GPS and SATCOM systems were down. Earth’s orbit was probably a tumbling satellite graveyard. No way to get confirmation or authorization. Bone Daddy’s inertial navigation system was upgraded with the new MAGNAV system so he knew where he was in the world. He flew undamaged over a blue Pacific Ocean darted with sunlight after a horrific ballistic missile attack that destroyed Andersen. With the aux tank in the forward bay, he had nine hours of fuel, enough for Taiwan and back. Bone Daddy was alone and loaded for a sea denial mission.
Time to deny the sea.
“Library is loaded. I’m getting hits. Nothing military. Commercial navigation radars. Developing passive tracks,” said Lenihan over the ICS.
“Okay, thanks,” said Cohen.
Cohen thought of his wife and how scared she must be. If she was still alive. He went there, indulging his inner darkness. How screwed up the world must be for her to be a casualty before him. “Find me something Chinese and military to shoot at.”
Airman Morales’s head throbbed and blood ran into his eyes from a gash across his forehead. He felt scalped. He scooped pulverized concrete debris with the front loader’s bucket and as it rolled forward a blackened human torso tumbled into view. Intestines spooled out from the ruptured body and the remains fell out of sight. Between the broken-up dead and the toxic smoke, the smell was atrocious, and with the tropical heat, the stench would only get worse. He stopped and vomited between his legs.
“What the hell are you doing?” yelled Master Sergeant Grady.
“Master Sergeant, there’s people in the…”
“No. We don’t have time. Fill those holes in the runway. Just do it.”
Morales nodded. If a man with third degree burns and half a uniform gave you orders, you followed. Besides, he was the only one within sight that had his shit together.
“There is a bird out there, Morales. It needs to come home,” explained the Master Sergeant.
How could you tell? thought Morales. Cratered runways. Flattened buildings. Blasted aircraft. Fires burned everywhere and no one was putting them out. It was like a malignant god had reached down and stirred the Earth. Everything was chaos except for the Master Sergeant. Morales wiped his sour mouth and nodded in affirmation. His head pounded. Smoke stung his eyes.
Nothing easier than filling holes and there were more than enough to keep him busy.
The front loader’s engine drowned out the screams of the nearly dead.
“I got something. Someone broke EMCON,” said Lenihan. “A single hit on a Type 348 fire control radar associated with 37 millimeter close-in weapon system. Mounted on multiple classes of Chinese warships. Bears 002, indefinite range.
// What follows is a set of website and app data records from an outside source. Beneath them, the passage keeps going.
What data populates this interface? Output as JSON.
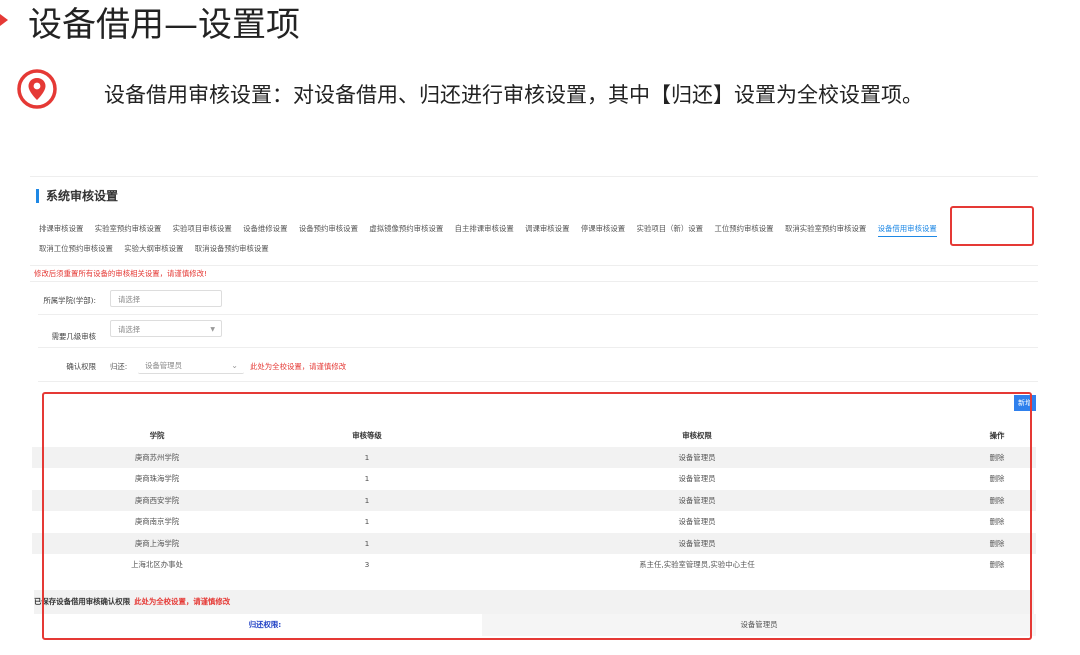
{
  "slide": {
    "title": "设备借用—设置项",
    "description": "设备借用审核设置：对设备借用、归还进行审核设置，其中【归还】设置为全校设置项。"
  },
  "panel": {
    "title": "系统审核设置",
    "tabs": [
      "排课审核设置",
      "实验室预约审核设置",
      "实验项目审核设置",
      "设备维修设置",
      "设备预约审核设置",
      "虚拟镜像预约审核设置",
      "自主排课审核设置",
      "调课审核设置",
      "停课审核设置",
      "实验项目（新）设置",
      "工位预约审核设置",
      "取消实验室预约审核设置",
      "设备借用审核设置",
      "取消工位预约审核设置",
      "实验大纲审核设置",
      "取消设备预约审核设置"
    ],
    "active_tab": "设备借用审核设置",
    "warning": "修改后须重置所有设备的审核相关设置，请谨慎修改!",
    "form": {
      "college_label": "所属学院(学部):",
      "college_placeholder": "请选择",
      "levels_label": "需要几级审核",
      "levels_placeholder": "请选择",
      "confirm_label": "确认权限",
      "return_prefix": "归还:",
      "return_value": "设备管理员",
      "return_note_a": "此处为全校设置，",
      "return_note_b": "请谨慎修改"
    },
    "new_button": "新增",
    "table": {
      "headers": [
        "学院",
        "审核等级",
        "审核权限",
        "操作"
      ],
      "rows": [
        [
          "庚商苏州学院",
          "1",
          "设备管理员",
          "删除"
        ],
        [
          "庚商珠海学院",
          "1",
          "设备管理员",
          "删除"
        ],
        [
          "庚商西安学院",
          "1",
          "设备管理员",
          "删除"
        ],
        [
          "庚商南京学院",
          "1",
          "设备管理员",
          "删除"
        ],
        [
          "庚商上海学院",
          "1",
          "设备管理员",
          "删除"
        ],
        [
          "上海北区办事处",
          "3",
          "系主任,实验室管理员,实验中心主任",
          "删除"
        ]
      ]
    },
    "saved_text": "已保存设备借用审核确认权限",
    "saved_note": "此处为全校设置，请谨慎修改",
    "return_row_label": "归还权限:",
    "return_row_value": "设备管理员"
  },
  "colors": {
    "accent_red": "#e53935",
    "accent_blue": "#1e88e5"
  }
}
It lasted about 15 seconds.”
“Okay turning to. Keep me updated.” He flew hands on at 1500 feet above the Pacific. BARALT hold on. RADALT hold off. Unlikely that radar altimeter emissions would travel far enough for detection, but before a few hours ago, missiles raining down on Guam were also considered unlikely. He was much calmer. The routine demands of flying focused his mind. Let the training win.